ignitionpress, 2018  £5.00

Conflicted loyalties

Mary Jean Chan’s poems are well known since her debut collection Fléche won the 2019 Costa Poetry Prize. This pamphlet, its 2018 predecessor, contains a number of poems from that prize-winning collection. They explore the complex ‘coming-of-age’ of the poet.

The poems are personal to a point of self-exposure from which some writers might shy away. Chan does not hide the battles of realising her sexuality, nor the struggle this presents for her mother and wider family.The cover design is the same for all three new Ignition Press titles. A dark orange/red stripe occupies the first vertical third of the cover. The two thirds to the right is black. On the black with a single overlap to orange, are 6 triangles of various sizes and shades of orange, scattered almost as if they are page corners falling downwards towards the right hand bottom corner. In the bottom right corner, where the triangles lead the eye, there is the name of the pamphlet in lower case sans serif white print -- quite small -- and below that in a slightly smaller font the author's name. The name of the press is smaller still and in black, bottom left on the dark orange stripe.

There’s a tremendous sense of responsibility towards the poet’s mother who has endured ‘those Red-Guarded days / and nightmares’ (mentioned in ‘Always’) and the mother-daughter relationship is a central focus of the collection.

The poet expresses the difficulty of reconciling a gay relationship with a parent who considers it a ‘[disgrace],’ as in the poem ‘//’. In this poem the two girls are described as ‘chopsticks: lovers with the same anatomies’. The mother uses Cantonese as a means by which ‘expletives detonate’ in front of the English partner who doesn’t understand the language

The poet’s emotional stress is raw and never entirely resolved. Chan introduces this idea with her opening poem, ‘Always’:

Mother, what do you think?
You are always where I begin.

The pamphlet is dedicated to Chan’s parents ‘who understand what poetry is for.’ Even in this dedication there seems to be a protectiveness, an understanding of the criticism they, too, could face. The poems that reveal the history of the mother’s life are helpful for giving context so that each individual can be viewed with compassion.
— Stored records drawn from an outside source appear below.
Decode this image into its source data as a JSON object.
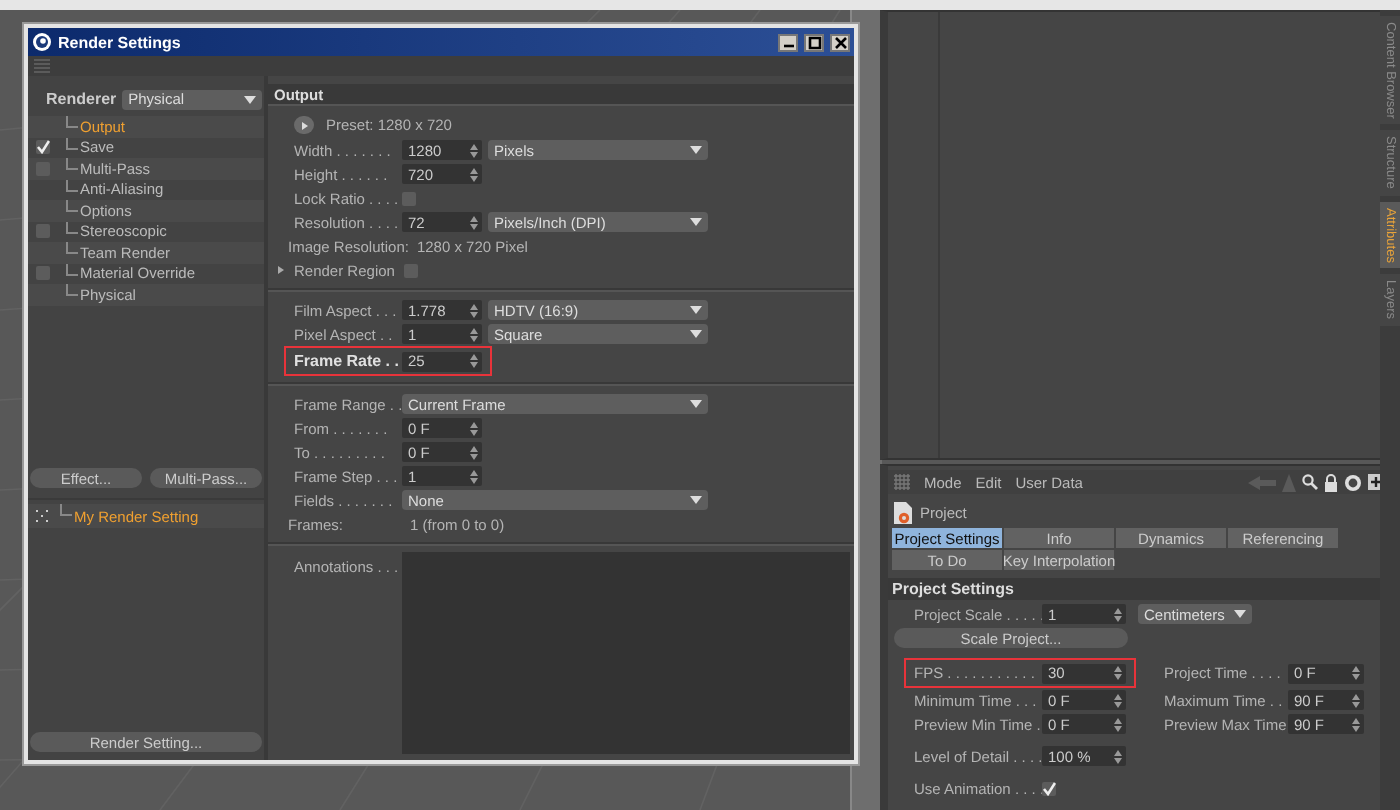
{
  "render_window": {
    "title": "Render Settings",
    "renderer": {
      "label": "Renderer",
      "value": "Physical"
    },
    "effects": [
      {
        "label": "Output",
        "kind": "plain",
        "selected": true
      },
      {
        "label": "Save",
        "kind": "check",
        "checked": true,
        "selected": false
      },
      {
        "label": "Multi-Pass",
        "kind": "check",
        "checked": false,
        "selected": false
      },
      {
        "label": "Anti-Aliasing",
        "kind": "plain",
        "selected": false
      },
      {
        "label": "Options",
        "kind": "plain",
        "selected": false
      },
      {
        "label": "Stereoscopic",
        "kind": "check",
        "checked": false,
        "selected": false
      },
      {
        "label": "Team Render",
        "kind": "plain",
        "selected": false
      },
      {
        "label": "Material Override",
        "kind": "check",
        "checked": false,
        "selected": false
      },
      {
        "label": "Physical",
        "kind": "plain",
        "selected": false
      }
    ],
    "effect_buttons": [
      "Effect...",
      "Multi-Pass..."
    ],
    "settings": [
      {
        "label": "My Render Setting",
        "selected": true
      }
    ],
    "render_setting_button": "Render Setting...",
    "output": {
      "heading": "Output",
      "groups": [
        [
          {
            "kind": "preset",
            "text": "Preset: 1280 x 720"
          },
          {
            "kind": "number",
            "label": "Width . . . . . . .",
            "value": "1280",
            "unit": "Pixels"
          },
          {
            "kind": "number",
            "label": "Height . . . . . .",
            "value": "720"
          },
          {
            "kind": "check",
            "label": "Lock Ratio . . . .",
            "checked": false
          },
          {
            "kind": "number",
            "label": "Resolution . . . .",
            "value": "72",
            "unit": "Pixels/Inch (DPI)"
          },
          {
            "kind": "info",
            "label": "Image Resolution:",
            "value": "1280 x 720 Pixel"
          },
          {
            "kind": "region",
            "label": "Render Region",
            "checked": false
          }
        ],
        [
          {
            "kind": "number",
            "label": "Film Aspect . . .",
            "value": "1.778",
            "unit": "HDTV (16:9)"
          },
          {
            "kind": "number",
            "label": "Pixel Aspect . .",
            "value": "1",
            "unit": "Square"
          },
          {
            "kind": "number",
            "label": "Frame Rate . .",
            "value": "25",
            "highlighted": true,
            "strong": true
          }
        ],
        [
          {
            "kind": "select",
            "label": "Frame Range . .",
            "value": "Current Frame"
          },
          {
            "kind": "number",
            "label": "From . . . . . . .",
            "value": "0 F"
          },
          {
            "kind": "number",
            "label": "To . . . . . . . . .",
            "value": "0 F"
          },
          {
            "kind": "number",
            "label": "Frame Step . . .",
            "value": "1"
          },
          {
            "kind": "select",
            "label": "Fields . . . . . . .",
            "value": "None"
          },
          {
            "kind": "info",
            "label": "Frames:",
            "value": "1 (from 0 to 0)"
          }
        ],
        [
          {
            "kind": "notes",
            "label": "Annotations . . ."
          }
        ]
      ]
    }
  },
  "attribute_manager": {
    "menu": [
      "Mode",
      "Edit",
      "User Data"
    ],
    "object": "Project",
    "tabs": [
      [
        {
          "label": "Project Settings",
          "selected": true
        },
        {
          "label": "Info",
          "selected": false
        },
        {
          "label": "Dynamics",
          "selected": false
        },
        {
          "label": "Referencing",
          "selected": false
        }
      ],
      [
        {
          "label": "To Do",
          "selected": false
        },
        {
          "label": "Key Interpolation",
          "selected": false
        }
      ]
    ],
    "section": "Project Settings",
    "rows": [
      {
        "kind": "number",
        "label": "Project Scale . . . . .",
        "value": "1",
        "unit": "Centimeters"
      },
      {
        "kind": "button",
        "label": "Scale Project..."
      },
      {
        "kind": "pair",
        "left": {
          "label": "FPS . . . . . . . . . . .",
          "value": "30",
          "highlighted": true
        },
        "right": {
          "label": "Project Time . . . .",
          "value": "0 F"
        }
      },
      {
        "kind": "pair",
        "left": {
          "label": "Minimum Time . . .",
          "value": "0 F"
        },
        "right": {
          "label": "Maximum Time . .",
          "value": "90 F"
        }
      },
      {
        "kind": "pair",
        "left": {
          "label": "Preview Min Time .",
          "value": "0 F"
        },
        "right": {
          "label": "Preview Max Time",
          "value": "90 F"
        }
      },
      {
        "kind": "number",
        "label": "Level of Detail . . . .",
        "value": "100 %"
      },
      {
        "kind": "check",
        "label": "Use Animation . . . .",
        "checked": true
      }
    ]
  },
  "side_tabs": {
    "top": [
      {
        "label": "Content Browser",
        "selected": false
      },
      {
        "label": "Structure",
        "selected": false
      }
    ],
    "bottom": [
      {
        "label": "Attributes",
        "selected": true
      },
      {
        "label": "Layers",
        "selected": false
      }
    ]
  }
}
As a set, the poems have pleasing variety of form. The tone, however, is predominantly sad, not least because of the opposing pulls on the writer’s loyalty, as in ‘Notes Towards an Understanding’: 

                                  My mind was tuned to

two frequencies: mother’s Cantonese rage,
your soothing English, asking me to choose.

Zannah Kearns